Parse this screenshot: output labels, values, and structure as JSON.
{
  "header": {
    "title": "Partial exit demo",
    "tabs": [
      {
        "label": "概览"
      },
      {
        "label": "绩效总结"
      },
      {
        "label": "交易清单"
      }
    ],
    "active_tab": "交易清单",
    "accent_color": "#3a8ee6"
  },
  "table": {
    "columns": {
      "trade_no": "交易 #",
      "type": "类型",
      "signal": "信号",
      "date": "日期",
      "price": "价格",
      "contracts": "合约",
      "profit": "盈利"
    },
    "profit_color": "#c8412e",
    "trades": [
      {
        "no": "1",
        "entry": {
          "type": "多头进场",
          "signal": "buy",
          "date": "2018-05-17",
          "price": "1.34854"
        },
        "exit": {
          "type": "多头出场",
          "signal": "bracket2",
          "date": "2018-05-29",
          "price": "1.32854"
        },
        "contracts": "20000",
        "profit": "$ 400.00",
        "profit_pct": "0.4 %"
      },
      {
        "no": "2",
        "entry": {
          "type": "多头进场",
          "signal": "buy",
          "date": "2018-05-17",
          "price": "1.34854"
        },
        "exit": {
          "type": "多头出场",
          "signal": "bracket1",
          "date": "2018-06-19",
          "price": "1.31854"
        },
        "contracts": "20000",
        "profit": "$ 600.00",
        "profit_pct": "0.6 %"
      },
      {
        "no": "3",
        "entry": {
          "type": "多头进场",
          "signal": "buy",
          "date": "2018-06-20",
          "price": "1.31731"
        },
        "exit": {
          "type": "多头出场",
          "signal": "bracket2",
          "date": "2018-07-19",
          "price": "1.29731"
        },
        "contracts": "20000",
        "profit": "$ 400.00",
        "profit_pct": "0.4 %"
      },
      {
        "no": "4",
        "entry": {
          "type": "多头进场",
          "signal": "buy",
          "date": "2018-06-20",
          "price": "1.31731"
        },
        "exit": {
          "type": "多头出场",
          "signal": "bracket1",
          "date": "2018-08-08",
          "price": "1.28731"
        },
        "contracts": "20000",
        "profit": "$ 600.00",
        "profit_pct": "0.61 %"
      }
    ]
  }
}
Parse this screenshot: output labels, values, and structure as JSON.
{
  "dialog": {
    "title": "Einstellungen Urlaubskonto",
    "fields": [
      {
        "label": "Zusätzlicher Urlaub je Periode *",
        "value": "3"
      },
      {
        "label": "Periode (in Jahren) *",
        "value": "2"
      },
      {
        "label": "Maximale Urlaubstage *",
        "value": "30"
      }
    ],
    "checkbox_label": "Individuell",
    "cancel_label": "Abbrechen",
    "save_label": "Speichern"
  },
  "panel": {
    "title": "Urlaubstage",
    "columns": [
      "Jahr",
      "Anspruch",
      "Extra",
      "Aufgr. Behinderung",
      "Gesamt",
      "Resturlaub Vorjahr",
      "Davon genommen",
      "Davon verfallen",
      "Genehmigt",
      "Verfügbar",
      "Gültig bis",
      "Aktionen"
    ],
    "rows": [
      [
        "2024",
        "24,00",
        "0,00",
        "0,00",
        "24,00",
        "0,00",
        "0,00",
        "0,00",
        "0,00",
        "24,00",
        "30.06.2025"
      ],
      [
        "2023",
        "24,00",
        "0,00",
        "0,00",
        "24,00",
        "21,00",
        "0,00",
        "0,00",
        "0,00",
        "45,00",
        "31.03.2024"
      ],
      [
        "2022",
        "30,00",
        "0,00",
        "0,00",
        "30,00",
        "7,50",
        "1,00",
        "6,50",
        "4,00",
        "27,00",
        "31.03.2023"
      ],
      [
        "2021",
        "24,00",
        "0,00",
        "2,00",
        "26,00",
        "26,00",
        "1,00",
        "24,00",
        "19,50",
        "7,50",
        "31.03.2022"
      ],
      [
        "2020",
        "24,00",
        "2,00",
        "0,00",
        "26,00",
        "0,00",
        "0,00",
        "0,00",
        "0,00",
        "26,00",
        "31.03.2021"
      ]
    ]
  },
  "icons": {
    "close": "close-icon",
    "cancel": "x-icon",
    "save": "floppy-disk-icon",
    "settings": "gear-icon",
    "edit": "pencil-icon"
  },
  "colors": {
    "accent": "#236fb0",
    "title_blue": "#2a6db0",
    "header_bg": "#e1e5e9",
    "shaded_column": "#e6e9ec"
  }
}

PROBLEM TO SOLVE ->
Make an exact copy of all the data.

EXERCISE SOLUTION ->
Parse this screenshot: output labels, values, and structure as JSON.
{
  "header": {
    "title": "Partial exit demo",
    "tabs": [
      {
        "label": "概览"
      },
      {
        "label": "绩效总结"
      },
      {
        "label": "交易清单"
      }
    ],
    "active_tab": "交易清单",
    "accent_color": "#3a8ee6"
  },
  "table": {
    "columns": {
      "trade_no": "交易 #",
      "type": "类型",
      "signal": "信号",
      "date": "日期",
      "price": "价格",
      "contracts": "合约",
      "profit": "盈利"
    },
    "profit_color": "#c8412e",
    "trades": [
      {
        "no": "1",
        "entry": {
          "type": "多头进场",
          "signal": "buy",
          "date": "2018-05-17",
          "price": "1.34854"
        },
        "exit": {
          "type": "多头出场",
          "signal": "bracket2",
          "date": "2018-05-29",
          "price": "1.32854"
        },
        "contracts": "20000",
        "profit": "$ 400.00",
        "profit_pct": "0.4 %"
      },
      {
        "no": "2",
        "entry": {
          "type": "多头进场",
          "signal": "buy",
          "date": "2018-05-17",
          "price": "1.34854"
        },
        "exit": {
          "type": "多头出场",
          "signal": "bracket1",
          "date": "2018-06-19",
          "price": "1.31854"
        },
        "contracts": "20000",
        "profit": "$ 600.00",
        "profit_pct": "0.6 %"
      },
      {
        "no": "3",
        "entry": {
          "type": "多头进场",
          "signal": "buy",
          "date": "2018-06-20",
          "price": "1.31731"
        },
        "exit": {
          "type": "多头出场",
          "signal": "bracket2",
          "date": "2018-07-19",
          "price": "1.29731"
        },
        "contracts": "20000",
        "profit": "$ 400.00",
        "profit_pct": "0.4 %"
      },
      {
        "no": "4",
        "entry": {
          "type": "多头进场",
          "signal": "buy",
          "date": "2018-06-20",
          "price": "1.31731"
        },
        "exit": {
          "type": "多头出场",
          "signal": "bracket1",
          "date": "2018-08-08",
          "price": "1.28731"
        },
        "contracts": "20000",
        "profit": "$ 600.00",
        "profit_pct": "0.61 %"
      }
    ]
  }
}
Parse this screenshot: output labels, values, and structure as JSON.
{
  "dialog": {
    "title": "Einstellungen Urlaubskonto",
    "fields": [
      {
        "label": "Zusätzlicher Urlaub je Periode *",
        "value": "3"
      },
      {
        "label": "Periode (in Jahren) *",
        "value": "2"
      },
      {
        "label": "Maximale Urlaubstage *",
        "value": "30"
      }
    ],
    "checkbox_label": "Individuell",
    "cancel_label": "Abbrechen",
    "save_label": "Speichern"
  },
  "panel": {
    "title": "Urlaubstage",
    "columns": [
      "Jahr",
      "Anspruch",
      "Extra",
      "Aufgr. Behinderung",
      "Gesamt",
      "Resturlaub Vorjahr",
      "Davon genommen",
      "Davon verfallen",
      "Genehmigt",
      "Verfügbar",
      "Gültig bis",
      "Aktionen"
    ],
    "rows": [
      [
        "2024",
        "24,00",
        "0,00",
        "0,00",
        "24,00",
        "0,00",
        "0,00",
        "0,00",
        "0,00",
        "24,00",
        "30.06.2025"
      ],
      [
        "2023",
        "24,00",
        "0,00",
        "0,00",
        "24,00",
        "21,00",
        "0,00",
        "0,00",
        "0,00",
        "45,00",
        "31.03.2024"
      ],
      [
        "2022",
        "30,00",
        "0,00",
        "0,00",
        "30,00",
        "7,50",
        "1,00",
        "6,50",
        "4,00",
        "27,00",
        "31.03.2023"
      ],
      [
        "2021",
        "24,00",
        "0,00",
        "2,00",
        "26,00",
        "26,00",
        "1,00",
        "24,00",
        "19,50",
        "7,50",
        "31.03.2022"
      ],
      [
        "2020",
        "24,00",
        "2,00",
        "0,00",
        "26,00",
        "0,00",
        "0,00",
        "0,00",
        "0,00",
        "26,00",
        "31.03.2021"
      ]
    ]
  },
  "icons": {
    "close": "close-icon",
    "cancel": "x-icon",
    "save": "floppy-disk-icon",
    "settings": "gear-icon",
    "edit": "pencil-icon"
  },
  "colors": {
    "accent": "#236fb0",
    "title_blue": "#2a6db0",
    "header_bg": "#e1e5e9",
    "shaded_column": "#e6e9ec"
  }
}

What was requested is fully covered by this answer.